Due in large part to a body of evidence generated by David Welling at the Laboratory for Machine Tools and Production Engineering (WZL) at RWTH Aachen University (Germany), WEDM has the potential to replace broaching as the technology of choice for the manufacture of fir tree slots for found in high-pressure compressor and turbine disks. (Fir tree slots are the spaces in turbine disks into which blades’ fir tree roots fit).
Welling, Team Leader of the Research Group Electro Discharge Machining at the Chair of Manufacturing Technology at WZL, is driving much of that research. Welling’s interest in aerospace machining technologies was triggered by an advanced internship at one of the industry’s main original equipment manufacturers (OEMs).
Following that internship, he finished his study of mechanical engineering for his diploma degree, and in 2010 authored the first of three break-through studies on WEDM in the manufacture of jet engine components. Welling was part of the EU-funded ADMAP-GAS project to investigate alternatives to broaching for fir tree structures in gas turbine blades and disks.

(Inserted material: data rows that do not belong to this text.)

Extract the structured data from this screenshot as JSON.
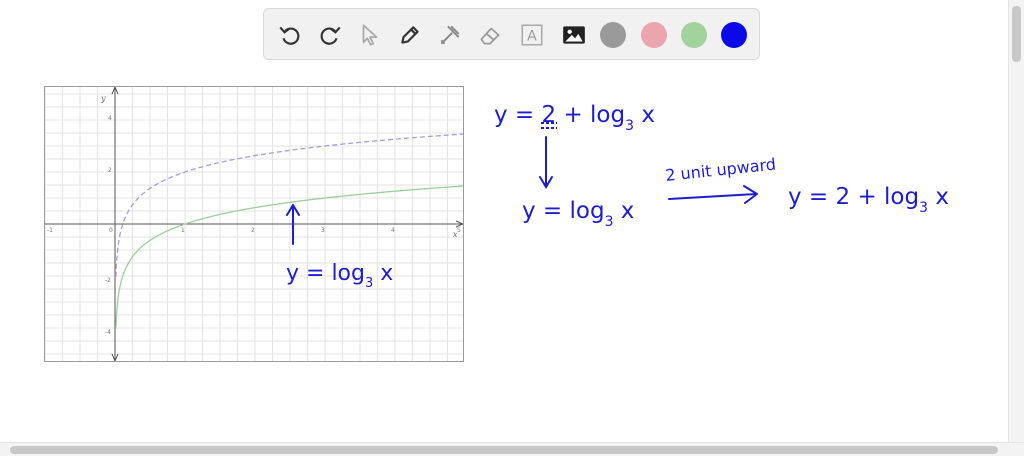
{
  "toolbar": {
    "tools": [
      "undo-icon",
      "redo-icon",
      "select-pointer-icon",
      "pen-icon",
      "tools-icon",
      "eraser-icon",
      "text-tool-icon",
      "image-icon"
    ],
    "text_tool_glyph": "A",
    "colors": [
      "#9a9a9a",
      "#eba5ae",
      "#a3d39c",
      "#0a0ae8"
    ]
  },
  "graph": {
    "x_axis_label": "x",
    "y_axis_label": "y",
    "x_ticks": [
      "-1",
      "0",
      "1",
      "2",
      "3",
      "4",
      "5"
    ],
    "y_ticks": [
      "4",
      "2",
      "-2",
      "-4"
    ],
    "curves": [
      {
        "equation": "y = log_3 x",
        "style": "solid",
        "color": "#9bcf9b"
      },
      {
        "equation": "y = 2 + log_3 x",
        "style": "dashed",
        "color": "#a99be0"
      }
    ]
  },
  "notes": {
    "eq_top": {
      "prefix": "y = 2 + log",
      "sub": "3",
      "suffix": " x"
    },
    "eq_parent": {
      "prefix": "y = log",
      "sub": "3",
      "suffix": " x"
    },
    "arrow_label": "2 unit upward",
    "eq_result": {
      "prefix": "y = 2 + log",
      "sub": "3",
      "suffix": " x"
    },
    "graph_label": {
      "prefix": "y = log",
      "sub": "3",
      "suffix": " x"
    }
  },
  "ink_color": "#1d1dd0"
}
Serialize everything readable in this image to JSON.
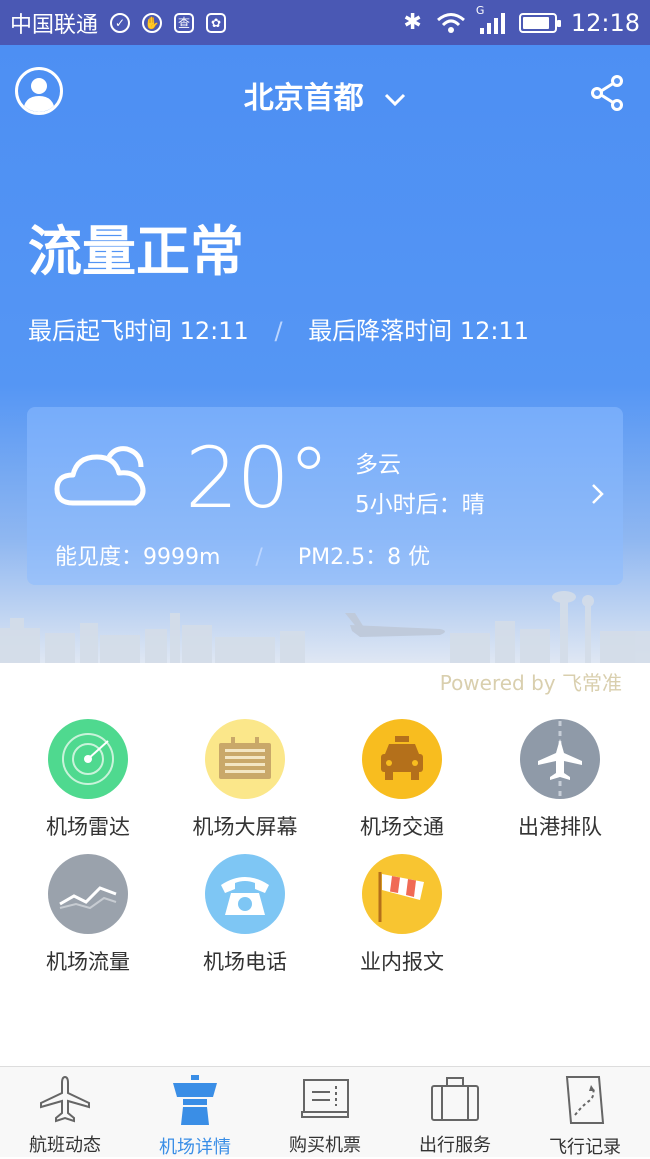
{
  "status_bar": {
    "carrier": "中国联通",
    "network": "G",
    "time": "12:18"
  },
  "header": {
    "city": "北京首都"
  },
  "flow": {
    "status": "流量正常",
    "last_departure_label": "最后起飞时间",
    "last_departure_time": "12:11",
    "separator": "/",
    "last_landing_label": "最后降落时间",
    "last_landing_time": "12:11"
  },
  "weather": {
    "temperature": "20°",
    "condition": "多云",
    "forecast": "5小时后：晴",
    "visibility": "能见度：9999m",
    "separator": "/",
    "pm25": "PM2.5：8 优"
  },
  "powered_by": "Powered by 飞常准",
  "services": [
    {
      "label": "机场雷达",
      "icon": "radar-icon",
      "color": "#4fd98f"
    },
    {
      "label": "机场大屏幕",
      "icon": "board-icon",
      "color": "#fbe78a"
    },
    {
      "label": "机场交通",
      "icon": "taxi-icon",
      "color": "#f8bd1f"
    },
    {
      "label": "出港排队",
      "icon": "plane-queue-icon",
      "color": "#8f9aa8"
    },
    {
      "label": "机场流量",
      "icon": "trend-icon",
      "color": "#9aa2ac"
    },
    {
      "label": "机场电话",
      "icon": "phone-icon",
      "color": "#7ec6f4"
    },
    {
      "label": "业内报文",
      "icon": "windsock-icon",
      "color": "#f8c531"
    }
  ],
  "tabs": [
    {
      "label": "航班动态",
      "icon": "plane-icon",
      "active": false
    },
    {
      "label": "机场详情",
      "icon": "tower-icon",
      "active": true
    },
    {
      "label": "购买机票",
      "icon": "ticket-icon",
      "active": false
    },
    {
      "label": "出行服务",
      "icon": "luggage-icon",
      "active": false
    },
    {
      "label": "飞行记录",
      "icon": "map-icon",
      "active": false
    }
  ],
  "colors": {
    "status_bar": "#4a58b4",
    "hero_top": "#4d8ff3",
    "tab_active": "#3a8ee6"
  }
}
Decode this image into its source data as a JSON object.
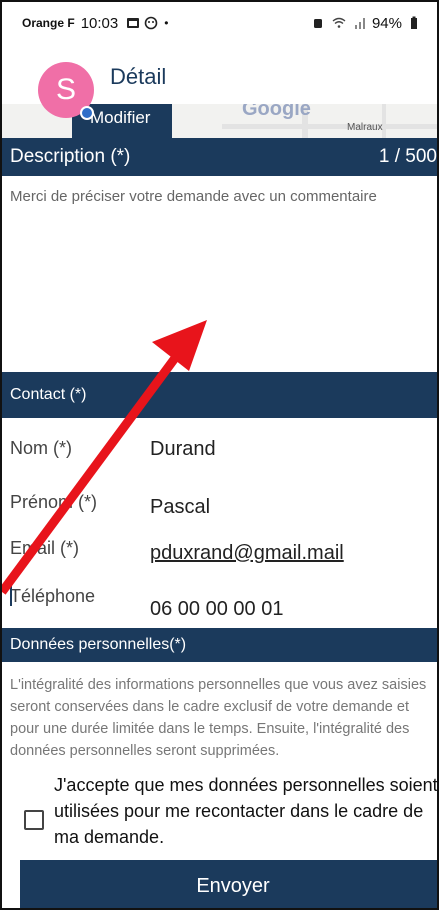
{
  "status_bar": {
    "carrier": "Orange F",
    "time": "10:03",
    "battery": "94%"
  },
  "header": {
    "title": "Détail",
    "avatar_letter": "S",
    "modify_label": "Modifier",
    "map_label": "Google",
    "map_small_label": "Malraux"
  },
  "description": {
    "label": "Description (*)",
    "counter": "1 / 500",
    "placeholder": "Merci de préciser votre demande avec un commentaire"
  },
  "contact": {
    "label": "Contact (*)",
    "fields": {
      "nom": {
        "label": "Nom (*)",
        "value": "Durand"
      },
      "prenom": {
        "label": "Prénom (*)",
        "value": "Pascal"
      },
      "email": {
        "label": "Email (*)",
        "value": "pduxrand@gmail.mail"
      },
      "telephone": {
        "label": "Téléphone",
        "value": "06 00 00 00 01"
      }
    }
  },
  "personal_data": {
    "label": "Données personnelles(*)",
    "text": "L'intégralité des informations personnelles que vous avez saisies seront conservées dans le cadre exclusif de votre demande et pour une durée limitée dans le temps. Ensuite, l'intégralité des données personnelles seront supprimées.",
    "consent_label": "J'accepte que mes données personnelles soient utilisées pour me recontacter dans le cadre de ma demande.",
    "consent_checked": false
  },
  "actions": {
    "send_label": "Envoyer"
  },
  "colors": {
    "primary": "#1b3a5c",
    "avatar": "#f06fa7",
    "annotation_arrow": "#e8141b"
  }
}
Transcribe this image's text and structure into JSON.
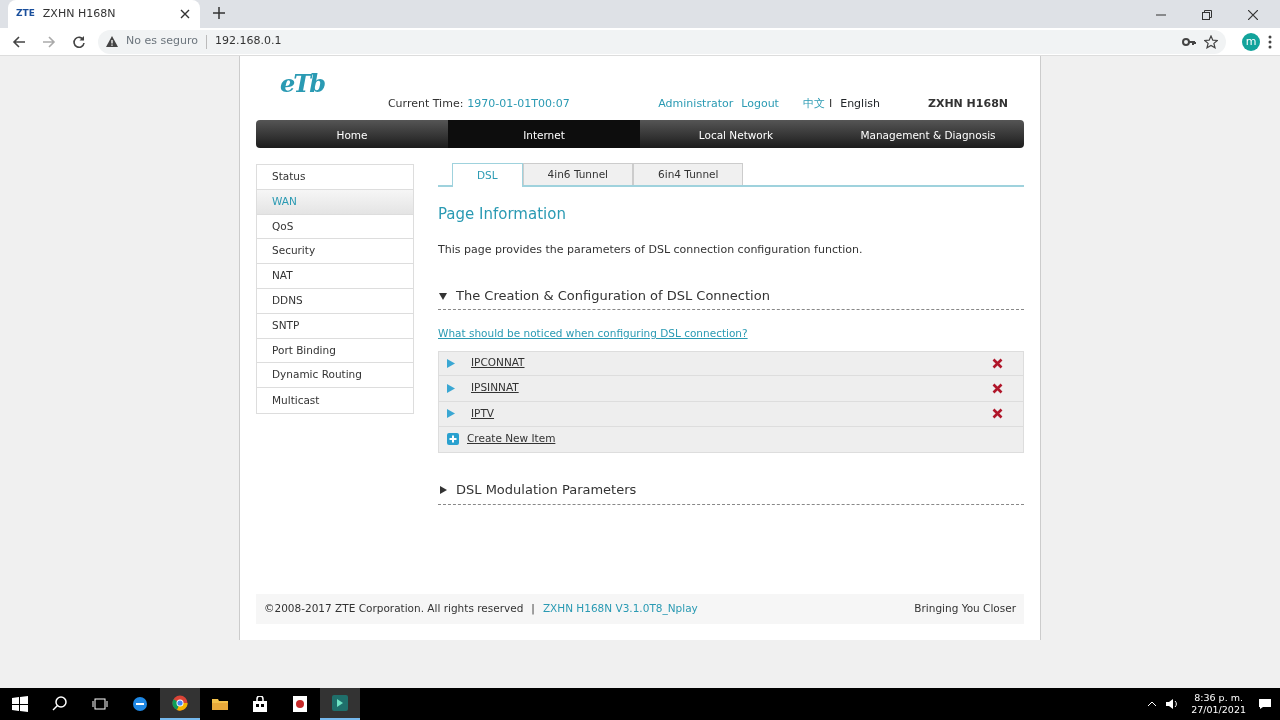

“Jet engines must become more fuel efficient, and that means developing advanced high temperature materials that are often hard to machine,” he explained. “The topic of fir tree slot production using WEDM was initiated during discussions with the Research Group at WZL and GF Machining Solutions.”
Finding solutions to industry problems
As part of his doctoral thesis, Welling was required to take an industry problem, break it down to its fundamentals, and provide solutions. With the soaring demand for new aircraft by the year 2030, and with every passenger jet requiring more than 500 fir tree slots, it was obvious to Welling that a more efficient and secure fir tree slot manufacturing method was needed.
“I wanted to investigate whether a more efficient method could be found that could replace broaching” he said. “Broaching tools have obvious limitations - one of these is the high tool wear that results from the increased toughness of aerospace materials. Also, Broaching machines require a lot of floor space, have a high initial investment cost, and offer low flexibility.
“For example, it takes a relatively long time to change a broaching tool, and you need a special tool for every fir tree slot. And that tool—which is very expensive to replace—could take more than six months before it’s manufactured and is available to use.”
WEDM has long been considered a mature technology with little innovation potential and, until about 10 years ago, was not considered a viable process for full fir tree slot production due to the recast white layer left on components by earlier WEDM generator technology. But Welling’s research has shown that WEDM now, with the advent of sophisticated digital generator technology, compares well to broaching in terms of surface integrity and part tolerances - both important in fir tree slots.
Exploring the WEDM advantage
So far, Welling’s research has shown through component high cycle fatigue studies that WEDM compares to broaching in terms of component fatigue life, and that WEDM is actually capable of machining fir tree slots with the required accuracy.
In addition, Welling said, WEDM offers an advantage when it comes to automation since it offers the process monitoring capabilities necessary to ensure machining (part) quality.
“Broaching, on the other hand, is perceived as a difficult process to automate,” said Welling.
“WEDM is a fully controlled process. You can monitor the control data, trace it back, and make the correlation to the surface to get a quick, in-process quality assessment,” he explained.
“Furthermore, WEDM does not present the tool wear challenges inherent in broaching. In WEDM, since the tool is the wire that is being unwound from the spool, there’s a new tool being used for every process second.”
Welling’s research has also shown that, while broaching uses brute force to produce forms, WEDM is a virtual ‘force-free’ process capable of cutting the very fine geometric radii of fir tree slots.